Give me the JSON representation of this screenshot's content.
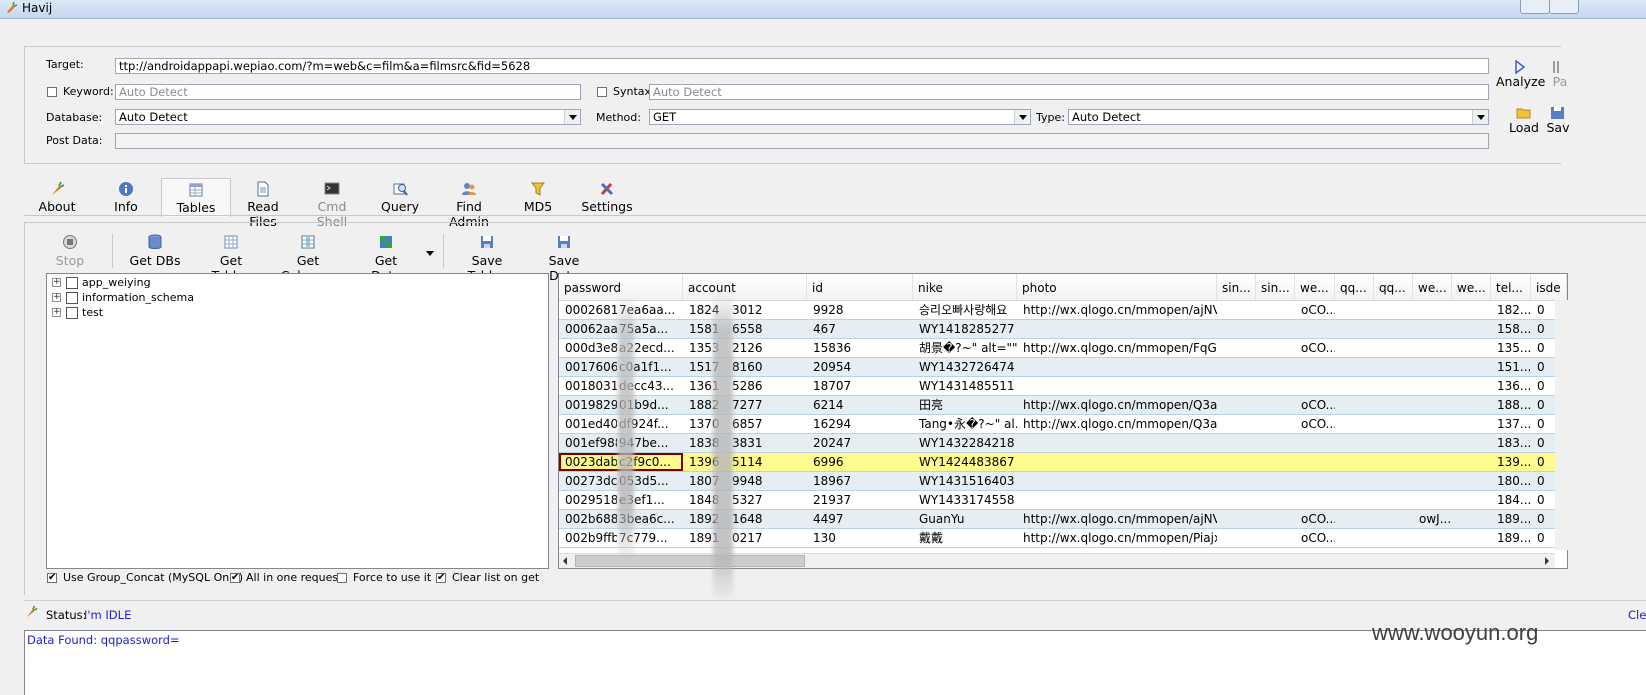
{
  "window": {
    "title": "Havij"
  },
  "target": {
    "target_label": "Target:",
    "target_value": "ttp://androidappapi.wepiao.com/?m=web&c=film&a=filmsrc&fid=5628",
    "keyword_label": "Keyword:",
    "keyword_placeholder": "Auto Detect",
    "syntax_label": "Syntax:",
    "syntax_placeholder": "Auto Detect",
    "database_label": "Database:",
    "database_value": "Auto Detect",
    "method_label": "Method:",
    "method_value": "GET",
    "type_label": "Type:",
    "type_value": "Auto Detect",
    "postdata_label": "Post Data:"
  },
  "side_buttons": {
    "analyze": "Analyze",
    "pause": "Pa",
    "load": "Load",
    "save": "Sav"
  },
  "tabs": [
    {
      "label": "About",
      "icon": "carrot-icon"
    },
    {
      "label": "Info",
      "icon": "info-icon"
    },
    {
      "label": "Tables",
      "icon": "table-icon"
    },
    {
      "label": "Read Files",
      "icon": "file-icon"
    },
    {
      "label": "Cmd Shell",
      "icon": "terminal-icon"
    },
    {
      "label": "Query",
      "icon": "query-icon"
    },
    {
      "label": "Find Admin",
      "icon": "admin-icon"
    },
    {
      "label": "MD5",
      "icon": "key-icon"
    },
    {
      "label": "Settings",
      "icon": "tools-icon"
    }
  ],
  "toolbar": {
    "stop": "Stop",
    "get_dbs": "Get DBs",
    "get_tables": "Get Tables",
    "get_columns": "Get Columns",
    "get_data": "Get Data",
    "save_tables": "Save Tables",
    "save_data": "Save Data"
  },
  "tree": [
    "app_weiying",
    "information_schema",
    "test"
  ],
  "grid": {
    "columns": [
      "password",
      "account",
      "id",
      "nike",
      "photo",
      "sin...",
      "sin...",
      "we...",
      "qq...",
      "qq...",
      "we...",
      "we...",
      "tel...",
      "isde"
    ],
    "rows": [
      [
        "00026810",
        "7ea6aa...",
        "1824",
        "3012",
        "9928",
        "승리오빠사랑해요",
        "http://wx.qlogo.cn/mmopen/ajNV...",
        "oCO...",
        "",
        "182...",
        "0"
      ],
      [
        "00062aa3",
        "75a5a...",
        "1581",
        "6558",
        "467",
        "WY1418285277",
        "",
        "",
        "",
        "158...",
        "0"
      ],
      [
        "000d3e82",
        "a22ecd...",
        "1353",
        "2126",
        "15836",
        "胡景�?~\" alt=\"\"...",
        "http://wx.qlogo.cn/mmopen/FqGc...",
        "oCO...",
        "",
        "135...",
        "0"
      ],
      [
        "0017606a",
        "c0a1f1...",
        "1517",
        "8160",
        "20954",
        "WY1432726474",
        "",
        "",
        "",
        "151...",
        "0"
      ],
      [
        "0018031",
        "decc43...",
        "1361",
        "5286",
        "18707",
        "WY1431485511",
        "",
        "",
        "",
        "136...",
        "0"
      ],
      [
        "00198292",
        "01b9d...",
        "1882",
        "7277",
        "6214",
        "田亮",
        "http://wx.qlogo.cn/mmopen/Q3au...",
        "oCO...",
        "",
        "188...",
        "0"
      ],
      [
        "001ed401",
        "df924f...",
        "1370",
        "6857",
        "16294",
        "Tang•永�?~\" al...",
        "http://wx.qlogo.cn/mmopen/Q3au...",
        "oCO...",
        "",
        "137...",
        "0"
      ],
      [
        "001ef988",
        "947be...",
        "1838",
        "3831",
        "20247",
        "WY1432284218",
        "",
        "",
        "",
        "183...",
        "0"
      ],
      [
        "0023dab3",
        "c2f9c0...",
        "1396",
        "5114",
        "6996",
        "WY1424483867",
        "",
        "",
        "",
        "139...",
        "0"
      ],
      [
        "00273dc0",
        "053d5...",
        "1807",
        "9948",
        "18967",
        "WY1431516403",
        "",
        "",
        "",
        "180...",
        "0"
      ],
      [
        "0029518",
        "e3ef1...",
        "1848",
        "5327",
        "21937",
        "WY1433174558",
        "",
        "",
        "",
        "184...",
        "0"
      ],
      [
        "002b688c",
        "3bea6c...",
        "1892",
        "1648",
        "4497",
        "GuanYu",
        "http://wx.qlogo.cn/mmopen/ajNV...",
        "oCO...",
        "owJ...",
        "189...",
        "0"
      ],
      [
        "002b9ffb",
        "7c779...",
        "1891",
        "0217",
        "130",
        "戴戴",
        "http://wx.qlogo.cn/mmopen/Piajx...",
        "oCO...",
        "",
        "189...",
        "0"
      ]
    ]
  },
  "options": {
    "group_concat": "Use Group_Concat (MySQL Only)",
    "all_in_one": "All in one request.",
    "force": "Force to use it",
    "clear_list": "Clear list on get"
  },
  "status": {
    "label": "Status:",
    "value": "I'm IDLE",
    "clear": "Cle"
  },
  "log": {
    "line": "Data Found: qqpassword="
  },
  "watermark": "www.wooyun.org"
}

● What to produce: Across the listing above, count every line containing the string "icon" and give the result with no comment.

● Problem solution: 9